The Spectrum of Mental Health 

The Spectrum of Mental Health 

Mental Health is not black & white

Whether you’ve experienced it in your own life, a family member’s, or have just seen it portrayed on TV, mental health stigma is real and very prevalent in our world today. The prejudice and discrimination towards those struggling with mental illness has created a culture where many people feel shame and reluctance to seek help for their mental health. 

But, like anything else in life, mental health exists on a spectrum. Everyone has it. Mental health affects every one of us and how we think, feel, and act. Mental health and mental illness, while often used interchangeably, are not the same thing. Just as our physical health can change with time, we can experience many different mental health conditions throughout our lifetime.
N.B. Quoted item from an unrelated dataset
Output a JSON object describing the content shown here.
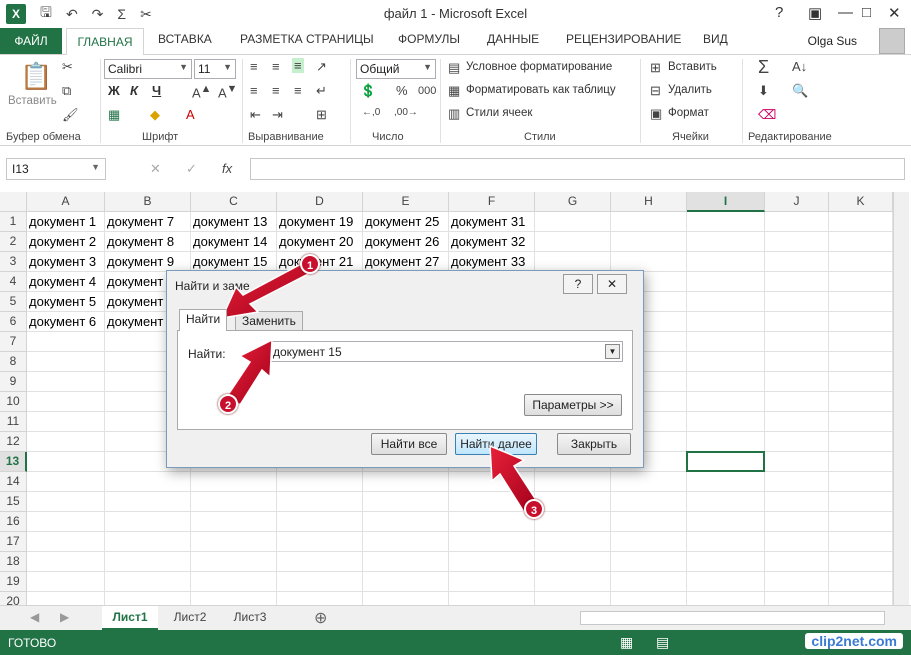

Sometimes we may experience periods where our mental and social well-being is particularly strong, other times it may be poor. If someone broke their leg, you wouldn’t tell them to suck it up and keep walking. Our mental health, and the way our brains function, should be treated with this same compassion. 

Break the stigma

Today, more and more people are talking about what mental health really means, and creating a culture that promotes understanding and openmindedness around this often misunderstood topic. Many celebrities, athletes, and other public figures have publicly shared their own experiences with mental health, breaking the stigma and preconceived notions about what someone struggling with mental health looks like. Because, mental health looks like all of us. While stigmas certainly still exist, the fact that so many people are becoming more comfortable openly discussing mental health is very powerful. These conversations not only change the narrative, but can help those struggling feel less isolated and alone, and even help create more innovative solutions for improving mental health. 

If you’re struggling with your mental health, know that you are certainly not alone. Looking to improve your mental health is not a sign of weakness. If anything, choosing to work on yourself is a sign of strength. So, where do you begin?

Prioritizing your mental health looks different for everyone; it’s especially dependent on how you feel on a day-to-day basis. 

Improving your mental health literacy is a great place to start. Reading up on the differences between mental health and mental illness can strengthen your understanding and help create a more positive attitude towards the topics. We may be biased, but we think our blog is a great place to start. 

Feel empowered to prioritize yourself

A great question to ask yourself is: how can I show up for myself today?

The answer looks different for everybody. Maybe it’s a therapy session or a morning meditation. If the news is making you feel anxious, maybe you step away from doom scrolling for a few hours. Maybe you choose to lay under a gravity blanket and do some gratitude journaling. Maybe it’s popping a few mood-boosting PYM Mood Chews before a stressful day. Whatever you choose, we’re proud of you for putting yourself, and your mental health, first.